For a long time, I have wanted to drive AROUND the Salton Sea, e.g., the east side of the Sea. Yesterday, we decided it was a good time to do that. When we got to the South end of the Sea, what we saw astonished me!
In an absolute DESERT, we are growing alfalfa. The fields go to the horizon, and there are hundreds and hundreds of stacks of alfalfa. This is in a place where the summer temperature reaches 120-125 degrees! And they are growing it by flooding fields. And without water, the land is absolutely barren. This is where 20% of all California's water is used.
I know that the Imperial Irrigation District is one of our favorites so you should enjoy this insanity.
Not only this outrage, but most of their customers are the dairy farmers hundreds and hundreds of miles away.
Until yesterday, my opposition to alfalfa has been intellectual and mathematical. Now it is visceral!
Was he sure that he saw IID land? Yes -- he says that "the photographs were taken on 111 between Calipatria and Niland, which as nearly as I can tell from the IID Annual Report is dead centered in the IID."
Note that only 15% of California's water is used to grow alfalfa, but 23% is used for irrigated pasture, hay and alfalfa. IID uses about 3MAF on many crops, but IID uses about 7.5% ALL water in California, and 75% of the water California gets from the Colorado River.
So why do farmers grow alfalfa in IID? Because they only pay $17/AF of water (recall that urban consumers pay over $1,000/AF for water).
I used to think that $17 was cheap, until I read this* (via JC):

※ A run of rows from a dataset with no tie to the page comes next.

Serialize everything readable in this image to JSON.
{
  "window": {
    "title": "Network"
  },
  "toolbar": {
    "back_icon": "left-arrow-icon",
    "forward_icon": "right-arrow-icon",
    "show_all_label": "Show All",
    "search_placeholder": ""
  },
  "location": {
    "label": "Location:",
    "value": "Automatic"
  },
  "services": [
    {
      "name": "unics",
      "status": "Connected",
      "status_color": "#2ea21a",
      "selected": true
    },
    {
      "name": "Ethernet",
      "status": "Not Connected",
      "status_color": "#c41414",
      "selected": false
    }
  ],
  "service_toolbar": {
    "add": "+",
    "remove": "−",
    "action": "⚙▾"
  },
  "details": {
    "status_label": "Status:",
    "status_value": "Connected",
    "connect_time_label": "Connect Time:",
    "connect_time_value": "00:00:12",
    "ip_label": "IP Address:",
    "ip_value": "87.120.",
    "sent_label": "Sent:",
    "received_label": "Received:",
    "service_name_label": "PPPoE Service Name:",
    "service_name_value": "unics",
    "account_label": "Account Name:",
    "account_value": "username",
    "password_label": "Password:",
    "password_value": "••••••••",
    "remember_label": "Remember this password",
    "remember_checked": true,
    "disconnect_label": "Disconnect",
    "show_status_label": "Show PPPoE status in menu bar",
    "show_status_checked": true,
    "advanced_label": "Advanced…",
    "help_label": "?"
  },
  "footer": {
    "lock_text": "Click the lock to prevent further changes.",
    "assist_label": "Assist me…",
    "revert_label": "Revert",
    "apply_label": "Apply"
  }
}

The Turlock Irrigation District's irrigation increase includes raising the basic charge, now $20 per acre, to $23 in 2009 and $26 in 2010. This charge will cover the basic allotment of water, which is higher in wet years than in dry years. Water exceeding this allotment will cost $15 for the first acre-foot and $20 per acre-foot thereafter....Didja see that! If you use enough water, you get more at half price! Those rates are not just crazy low,** but the decreasing block rate structure makes them uneconomical (and perhaps criminal, given the current drought). I used to think that IID was the Champion of Mismanaged Water,*** but I am amazed to find that TID/MID are vying to be even more foolish. Egads!
The Modesto Irrigation District's farmers pay $23.50 per acre for the basic allotment of water, then $11.75 per acre-foot.
Bottom Line: Farmers "waste" water because it's too cheap to conserve. IID and others need to raise prices/allow markets to reallocate their water supply before their water is seized due to chronic mismanagement.
* The link isn't to the same story that JC emailed to me -- because I couldn't find it online. Worst website of the month: The Modesto Bee.
** Yes, I know that prices reflect the cost of delivery. What they SHOULD reflect is the value of water, but that will not happen until water rights are more widely traded and/or water prices reflect scarcity.
*** IID, which already has problems with demand exceeding supply (duh! I wonder why) is imposing rationing in a typically backwards way (across the board).